__What you have to do__: This task calls for copying every line of the records that includes the word "step".

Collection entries
--
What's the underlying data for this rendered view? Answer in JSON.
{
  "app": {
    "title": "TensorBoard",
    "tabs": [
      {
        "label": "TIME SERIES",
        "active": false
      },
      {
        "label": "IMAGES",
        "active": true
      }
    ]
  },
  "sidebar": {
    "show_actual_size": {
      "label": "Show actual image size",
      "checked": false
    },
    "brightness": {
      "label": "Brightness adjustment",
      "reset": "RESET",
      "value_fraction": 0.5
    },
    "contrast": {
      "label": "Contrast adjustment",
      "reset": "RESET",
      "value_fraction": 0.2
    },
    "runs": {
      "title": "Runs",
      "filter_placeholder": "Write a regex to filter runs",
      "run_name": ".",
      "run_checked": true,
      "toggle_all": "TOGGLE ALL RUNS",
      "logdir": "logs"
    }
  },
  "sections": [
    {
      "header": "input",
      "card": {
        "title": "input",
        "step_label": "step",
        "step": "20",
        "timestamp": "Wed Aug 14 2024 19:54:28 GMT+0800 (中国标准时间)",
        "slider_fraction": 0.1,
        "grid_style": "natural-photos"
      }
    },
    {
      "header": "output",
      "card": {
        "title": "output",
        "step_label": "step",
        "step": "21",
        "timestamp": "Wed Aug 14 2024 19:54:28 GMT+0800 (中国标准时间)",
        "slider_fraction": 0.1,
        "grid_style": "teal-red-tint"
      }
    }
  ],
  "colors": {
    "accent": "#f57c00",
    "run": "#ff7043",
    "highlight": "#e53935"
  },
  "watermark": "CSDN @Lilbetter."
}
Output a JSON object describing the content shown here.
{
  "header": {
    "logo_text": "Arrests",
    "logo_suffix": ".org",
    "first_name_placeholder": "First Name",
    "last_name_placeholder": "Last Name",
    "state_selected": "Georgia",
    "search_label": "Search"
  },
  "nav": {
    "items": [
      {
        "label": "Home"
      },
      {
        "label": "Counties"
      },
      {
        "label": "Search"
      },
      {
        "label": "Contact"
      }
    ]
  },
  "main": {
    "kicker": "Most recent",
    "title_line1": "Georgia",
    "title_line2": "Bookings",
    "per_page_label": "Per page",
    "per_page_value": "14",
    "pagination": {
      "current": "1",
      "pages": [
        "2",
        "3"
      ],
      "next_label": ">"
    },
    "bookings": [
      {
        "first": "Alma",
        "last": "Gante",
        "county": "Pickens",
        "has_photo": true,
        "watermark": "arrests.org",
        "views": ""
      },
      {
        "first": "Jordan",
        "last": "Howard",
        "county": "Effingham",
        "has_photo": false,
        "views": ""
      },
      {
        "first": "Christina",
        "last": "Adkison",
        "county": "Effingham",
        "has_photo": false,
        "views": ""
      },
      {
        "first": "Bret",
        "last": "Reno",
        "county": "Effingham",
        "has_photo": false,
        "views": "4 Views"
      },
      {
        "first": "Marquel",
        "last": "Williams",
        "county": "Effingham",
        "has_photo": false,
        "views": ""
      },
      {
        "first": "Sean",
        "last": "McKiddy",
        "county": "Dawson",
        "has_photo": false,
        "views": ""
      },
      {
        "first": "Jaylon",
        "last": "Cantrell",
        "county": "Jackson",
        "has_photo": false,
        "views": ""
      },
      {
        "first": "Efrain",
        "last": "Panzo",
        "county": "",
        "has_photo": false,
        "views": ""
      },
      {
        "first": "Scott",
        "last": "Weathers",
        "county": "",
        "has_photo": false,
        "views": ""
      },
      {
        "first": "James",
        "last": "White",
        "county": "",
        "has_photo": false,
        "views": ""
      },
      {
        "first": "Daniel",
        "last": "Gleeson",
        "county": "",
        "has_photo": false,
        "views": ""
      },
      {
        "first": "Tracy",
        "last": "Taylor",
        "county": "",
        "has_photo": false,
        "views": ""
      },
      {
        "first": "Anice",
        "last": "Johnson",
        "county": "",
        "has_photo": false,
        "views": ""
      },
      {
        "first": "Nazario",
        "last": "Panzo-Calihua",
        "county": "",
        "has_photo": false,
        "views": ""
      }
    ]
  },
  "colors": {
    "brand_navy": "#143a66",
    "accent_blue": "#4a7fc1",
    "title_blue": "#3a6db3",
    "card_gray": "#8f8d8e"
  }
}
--
__Exercise result__:
        "step_label": "step",
        "step": "20",
        "step_label": "step",
        "step": "21",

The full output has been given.